The quantification of people is a common means for understanding them. It is common for someone upon meeting another person of the opposite sex to give them a rating out of ten. Likewise, intelligence scores are used to evaluate people’s future potential in work and academic settings. The quantification of people represents a significant activity of the science of psychology. Personality traits (see the Big Five), self-esteem ratings, ability scores and performance measures form a large part of the topic of psychometrics. The value of these measures are often understood in terms of measures of validity and reliability.
However, when is the quantification of people beneficial and when is it detrimental?
On the positive side it aids decision making by allowing for easy comparison of individuals. For example, personality and intelligence measures are frequently used to aid selection decisions.

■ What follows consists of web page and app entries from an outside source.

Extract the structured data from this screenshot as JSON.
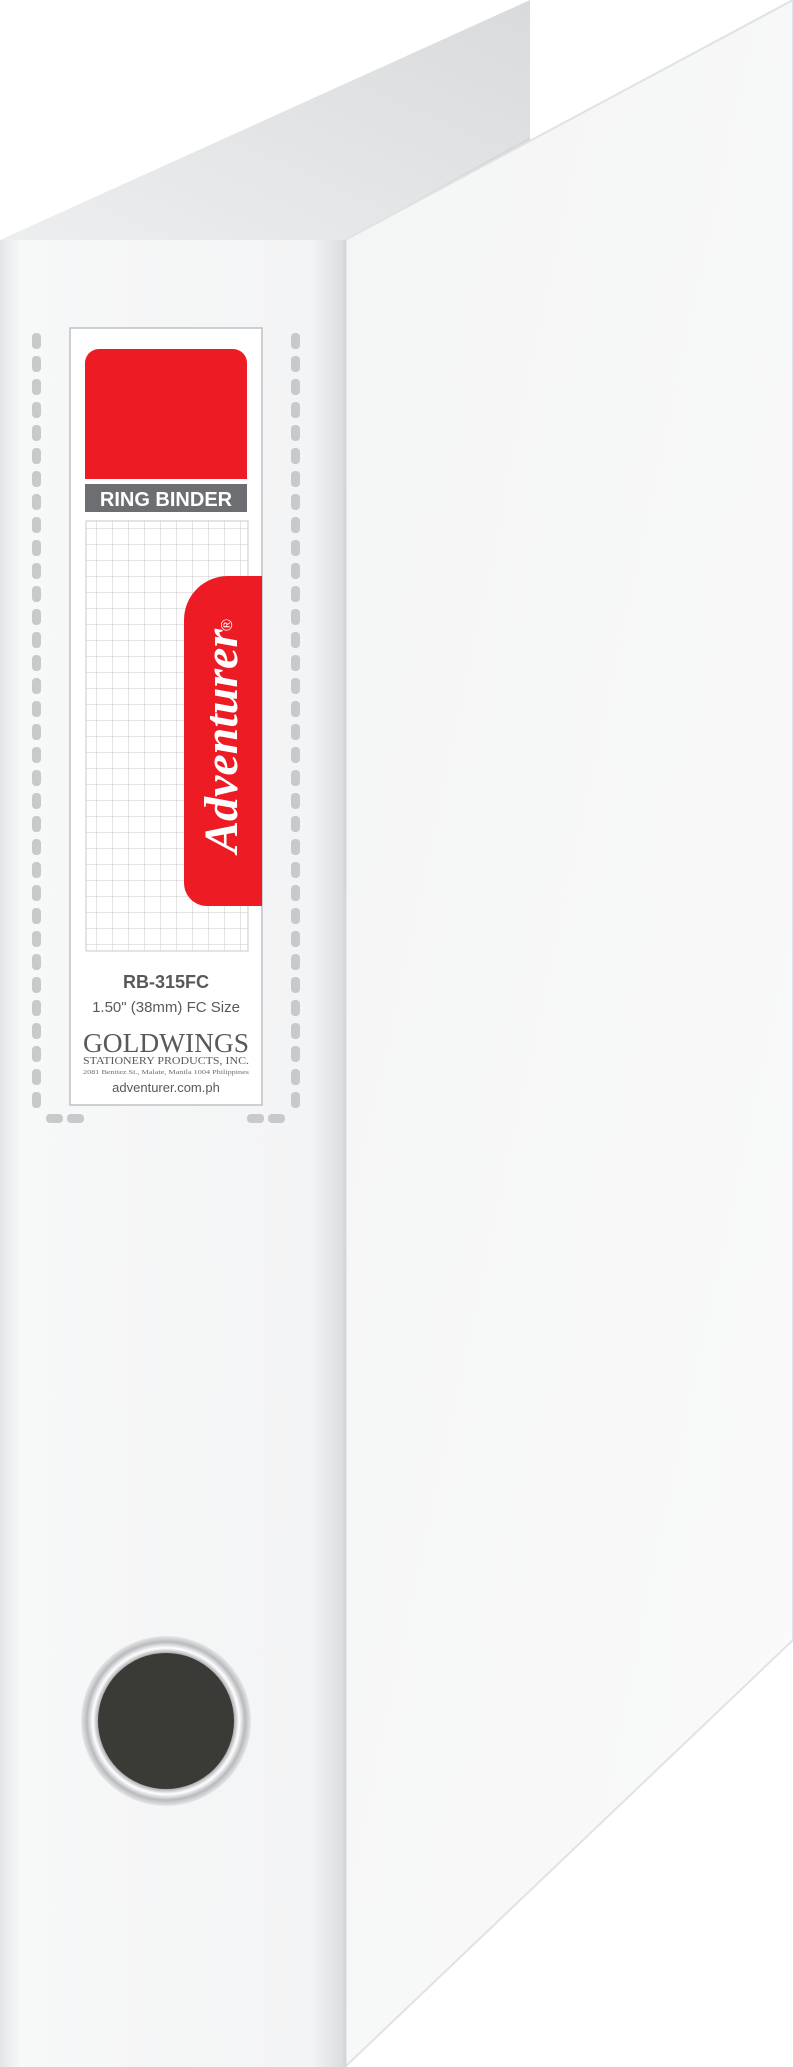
{
  "product": {
    "category_label": "RING BINDER",
    "brand": "Adventurer",
    "registered_mark": "®",
    "model": "RB-315FC",
    "size": "1.50\" (38mm) FC Size",
    "company_name": "GOLDWINGS",
    "company_subtitle": "STATIONERY PRODUCTS, INC.",
    "company_address": "2081 Benitez St., Malate, Manila 1004 Philippines",
    "website": "adventurer.com.ph"
  },
  "colors": {
    "binder_body": "#f4f5f5",
    "spine": "#f2f3f4",
    "inner_board": "#dcdddf",
    "label_header_red": "#ed1c24",
    "label_band_gray": "#6d6e71",
    "brand_tab_red": "#ed1c24",
    "finger_ring_dark": "#3a3b37",
    "finger_ring_chrome": "#c9cbcf"
  }
}
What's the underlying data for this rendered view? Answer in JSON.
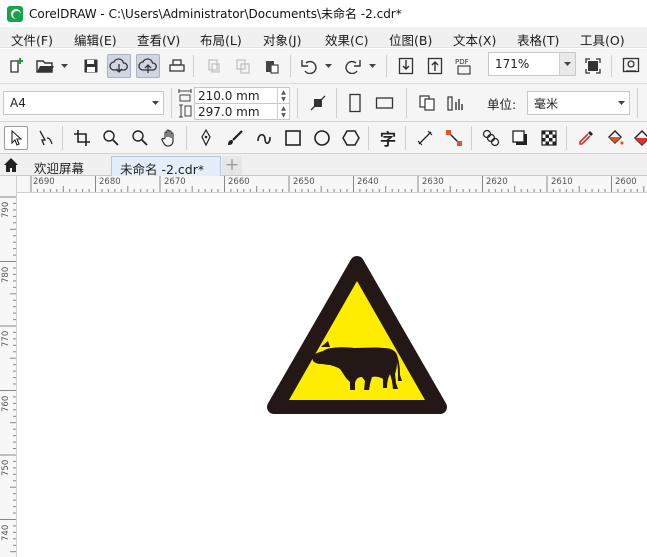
{
  "window": {
    "title": "CorelDRAW - C:\\Users\\Administrator\\Documents\\未命名 -2.cdr*"
  },
  "menu": [
    "文件(F)",
    "编辑(E)",
    "查看(V)",
    "布局(L)",
    "对象(J)",
    "效果(C)",
    "位图(B)",
    "文本(X)",
    "表格(T)",
    "工具(O)"
  ],
  "toolbar": {
    "zoom": "171%",
    "pdf_label": "PDF"
  },
  "property_bar": {
    "page_preset": "A4",
    "width": "210.0 mm",
    "height": "297.0 mm",
    "units_label": "单位:",
    "units_value": "毫米"
  },
  "toolbox": {
    "text_tool_glyph": "字"
  },
  "tabs": {
    "welcome": "欢迎屏幕",
    "document": "未命名 -2.cdr*",
    "add": "+"
  },
  "ruler": {
    "horizontal": [
      "2690",
      "2680",
      "2670",
      "2660",
      "2650",
      "2640",
      "2630",
      "2620",
      "2610",
      "2600"
    ],
    "vertical": [
      "790",
      "780",
      "770",
      "760",
      "750",
      "740"
    ]
  },
  "artwork": {
    "description_icon": "cow-warning-sign",
    "fill": "#ffed00",
    "stroke": "#231815"
  },
  "colors": {
    "accent": "#17a34a",
    "active_tab": "#e4eefa"
  }
}
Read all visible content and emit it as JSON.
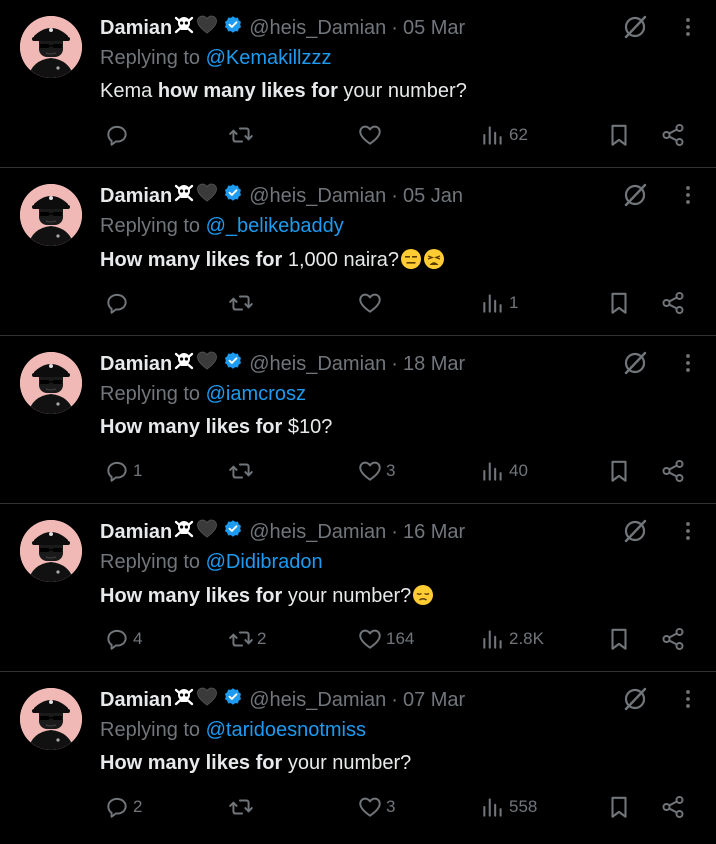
{
  "author": {
    "name": "Damian",
    "handle": "@heis_Damian",
    "name_emojis": [
      "skull-crossbones",
      "black-heart"
    ],
    "verified_color": "#1d9bf0"
  },
  "colors": {
    "background": "#000000",
    "text": "#e7e9ea",
    "muted": "#71767b",
    "link": "#1d9bf0",
    "divider": "#2f3336"
  },
  "reply_prefix": "Replying to",
  "tweets": [
    {
      "date": "05 Mar",
      "reply_to": "@Kemakillzzz",
      "text_parts": [
        {
          "t": "Kema ",
          "bold": false
        },
        {
          "t": "how many likes for",
          "bold": true
        },
        {
          "t": " your number?",
          "bold": false
        }
      ],
      "emojis": [],
      "replies": "",
      "retweets": "",
      "likes": "",
      "views": "62"
    },
    {
      "date": "05 Jan",
      "reply_to": "@_belikebaddy",
      "text_parts": [
        {
          "t": "How many likes for",
          "bold": true
        },
        {
          "t": " 1,000 naira?",
          "bold": false
        }
      ],
      "emojis": [
        "expressionless-face",
        "weary-face"
      ],
      "replies": "",
      "retweets": "",
      "likes": "",
      "views": "1"
    },
    {
      "date": "18 Mar",
      "reply_to": "@iamcrosz",
      "text_parts": [
        {
          "t": "How many likes for",
          "bold": true
        },
        {
          "t": " $10?",
          "bold": false
        }
      ],
      "emojis": [],
      "replies": "1",
      "retweets": "",
      "likes": "3",
      "views": "40"
    },
    {
      "date": "16 Mar",
      "reply_to": "@Didibradon",
      "text_parts": [
        {
          "t": "How many likes for",
          "bold": true
        },
        {
          "t": " your number?",
          "bold": false
        }
      ],
      "emojis": [
        "disappointed-face"
      ],
      "replies": "4",
      "retweets": "2",
      "likes": "164",
      "views": "2.8K"
    },
    {
      "date": "07 Mar",
      "reply_to": "@taridoesnotmiss",
      "text_parts": [
        {
          "t": "How many likes for",
          "bold": true
        },
        {
          "t": " your number?",
          "bold": false
        }
      ],
      "emojis": [],
      "replies": "2",
      "retweets": "",
      "likes": "3",
      "views": "558"
    }
  ]
}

Quantification also has the benefit of simplifying complex input of reality onto a single continuum.
On the negative side quantification of people: evaluates people on ego-sensitive attributes in a quasi objective way; makes most people feel less special because few can be number one; prevents each person from being special in their own way; introduces cold-harsh realities to areas that should be grounded in more noble conceptions; extends the forces of rationalisation too far; and decreases the pleasure from being in someone’s presence based on the awareness of their failings (i.e., prevents contentment).